### Instructions to follow
The required lines are those that contain "from"; pull them out of the data and copy them.

---------- The data

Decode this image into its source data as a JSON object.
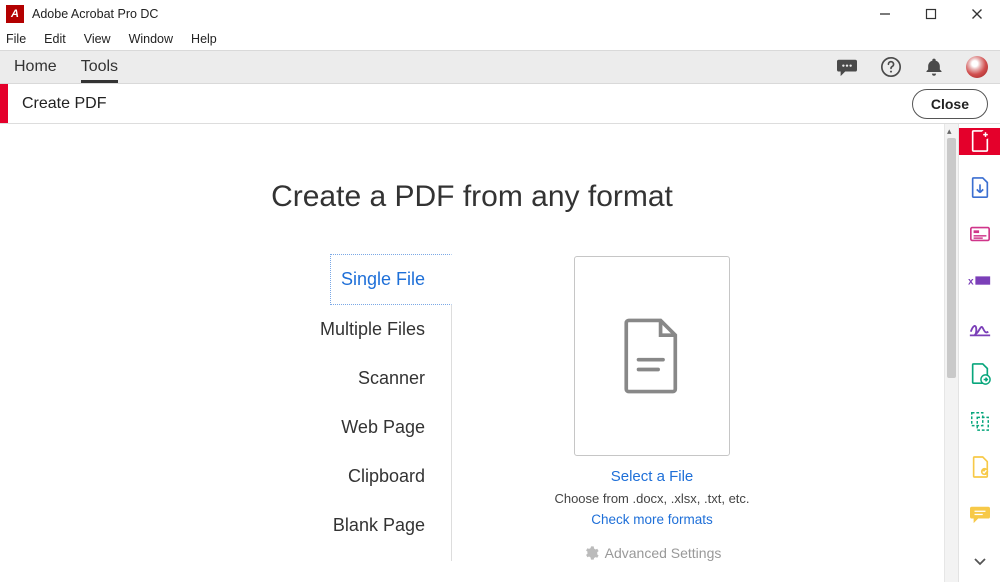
{
  "titlebar": {
    "app_name": "Adobe Acrobat Pro DC"
  },
  "menubar": {
    "items": [
      "File",
      "Edit",
      "View",
      "Window",
      "Help"
    ]
  },
  "tabsbar": {
    "home": "Home",
    "tools": "Tools",
    "active": "tools"
  },
  "toolheader": {
    "title": "Create PDF",
    "close": "Close"
  },
  "content": {
    "heading": "Create a PDF from any format",
    "options": [
      "Single File",
      "Multiple Files",
      "Scanner",
      "Web Page",
      "Clipboard",
      "Blank Page"
    ],
    "selected_index": 0,
    "select_file": "Select a File",
    "hint": "Choose from .docx, .xlsx, .txt, etc.",
    "more_formats": "Check more formats",
    "advanced": "Advanced Settings"
  },
  "rail": {
    "items": [
      "create-pdf",
      "export-pdf",
      "edit-pdf",
      "redact",
      "sign",
      "send-for-review",
      "compare",
      "stamp",
      "comment"
    ]
  },
  "colors": {
    "accent_red": "#e4002b",
    "link_blue": "#1e6fd8",
    "purple": "#7b3fb8",
    "green": "#08a67c",
    "yellow": "#f7c948"
  }
}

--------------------

### Solution to this exercise
    "heading": "Create a PDF from any format",
    "hint": "Choose from .docx, .xlsx, .txt, etc.",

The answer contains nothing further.